- [Description of the task] Return copies of the lines below that mention "true".

[Interface dataset entries]
============================================================
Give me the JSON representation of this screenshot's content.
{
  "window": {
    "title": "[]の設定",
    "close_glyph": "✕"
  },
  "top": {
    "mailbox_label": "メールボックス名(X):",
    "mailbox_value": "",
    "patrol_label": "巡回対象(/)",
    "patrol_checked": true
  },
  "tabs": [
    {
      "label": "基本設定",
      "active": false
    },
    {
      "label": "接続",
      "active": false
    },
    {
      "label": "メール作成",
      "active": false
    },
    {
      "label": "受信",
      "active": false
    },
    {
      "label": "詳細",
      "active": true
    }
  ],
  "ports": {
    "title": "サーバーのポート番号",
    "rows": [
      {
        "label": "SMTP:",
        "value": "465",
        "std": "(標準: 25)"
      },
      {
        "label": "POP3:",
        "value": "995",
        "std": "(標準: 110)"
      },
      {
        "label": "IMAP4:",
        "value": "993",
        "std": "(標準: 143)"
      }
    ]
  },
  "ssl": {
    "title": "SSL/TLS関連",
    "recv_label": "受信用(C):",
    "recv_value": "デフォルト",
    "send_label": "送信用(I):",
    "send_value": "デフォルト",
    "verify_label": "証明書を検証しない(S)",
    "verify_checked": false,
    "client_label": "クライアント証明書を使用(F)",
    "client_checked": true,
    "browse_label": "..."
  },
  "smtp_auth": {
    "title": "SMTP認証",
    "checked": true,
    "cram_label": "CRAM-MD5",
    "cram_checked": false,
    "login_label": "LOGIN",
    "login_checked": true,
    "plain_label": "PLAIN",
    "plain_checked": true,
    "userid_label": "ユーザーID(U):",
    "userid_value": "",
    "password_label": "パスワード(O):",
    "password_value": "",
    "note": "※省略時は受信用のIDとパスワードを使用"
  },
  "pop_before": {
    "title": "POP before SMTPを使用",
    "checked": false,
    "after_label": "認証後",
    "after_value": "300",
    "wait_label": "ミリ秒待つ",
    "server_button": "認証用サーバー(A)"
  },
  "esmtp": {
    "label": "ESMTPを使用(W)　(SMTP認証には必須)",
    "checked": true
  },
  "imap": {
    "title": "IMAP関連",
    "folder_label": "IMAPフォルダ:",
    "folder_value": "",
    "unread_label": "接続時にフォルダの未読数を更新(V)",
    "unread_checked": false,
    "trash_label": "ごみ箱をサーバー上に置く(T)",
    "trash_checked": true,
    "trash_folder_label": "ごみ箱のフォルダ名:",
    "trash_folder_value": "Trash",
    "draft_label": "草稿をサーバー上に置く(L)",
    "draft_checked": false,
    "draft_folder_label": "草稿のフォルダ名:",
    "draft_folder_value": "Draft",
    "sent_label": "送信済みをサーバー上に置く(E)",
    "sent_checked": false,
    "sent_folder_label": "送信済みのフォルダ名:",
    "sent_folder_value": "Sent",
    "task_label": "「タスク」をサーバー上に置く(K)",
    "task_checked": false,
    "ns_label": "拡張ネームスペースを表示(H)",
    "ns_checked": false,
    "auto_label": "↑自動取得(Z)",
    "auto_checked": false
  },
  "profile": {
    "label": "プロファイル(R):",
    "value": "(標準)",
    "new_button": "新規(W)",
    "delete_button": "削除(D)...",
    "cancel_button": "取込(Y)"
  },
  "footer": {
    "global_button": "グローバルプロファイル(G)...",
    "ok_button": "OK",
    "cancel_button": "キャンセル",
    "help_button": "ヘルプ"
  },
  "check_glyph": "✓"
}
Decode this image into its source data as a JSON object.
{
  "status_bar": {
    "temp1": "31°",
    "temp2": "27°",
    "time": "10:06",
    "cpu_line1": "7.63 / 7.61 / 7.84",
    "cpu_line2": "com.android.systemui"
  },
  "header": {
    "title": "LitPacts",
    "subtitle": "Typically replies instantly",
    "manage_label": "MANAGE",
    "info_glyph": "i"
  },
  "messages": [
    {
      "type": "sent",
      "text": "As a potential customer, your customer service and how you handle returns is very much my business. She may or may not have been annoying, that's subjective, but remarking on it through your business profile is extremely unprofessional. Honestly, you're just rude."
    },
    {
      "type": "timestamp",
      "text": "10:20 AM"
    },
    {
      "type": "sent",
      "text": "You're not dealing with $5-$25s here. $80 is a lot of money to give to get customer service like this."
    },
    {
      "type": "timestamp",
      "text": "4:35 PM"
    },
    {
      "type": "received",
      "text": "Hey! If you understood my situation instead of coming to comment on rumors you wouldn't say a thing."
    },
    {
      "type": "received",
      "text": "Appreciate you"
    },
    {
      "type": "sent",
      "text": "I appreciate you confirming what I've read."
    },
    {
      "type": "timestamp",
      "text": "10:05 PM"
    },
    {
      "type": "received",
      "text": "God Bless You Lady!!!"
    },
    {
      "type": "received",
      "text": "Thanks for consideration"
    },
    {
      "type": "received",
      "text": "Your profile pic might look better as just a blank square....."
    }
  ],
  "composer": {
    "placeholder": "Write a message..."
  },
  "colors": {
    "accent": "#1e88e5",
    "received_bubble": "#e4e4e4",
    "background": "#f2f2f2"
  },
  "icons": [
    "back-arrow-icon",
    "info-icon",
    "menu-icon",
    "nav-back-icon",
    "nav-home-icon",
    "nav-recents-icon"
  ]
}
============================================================
- [Response area]
    "patrol_checked": true
      "active": true
    "client_checked": true,
    "checked": true,
    "login_checked": true,
    "plain_checked": true,
    "checked": true
    "trash_checked": true,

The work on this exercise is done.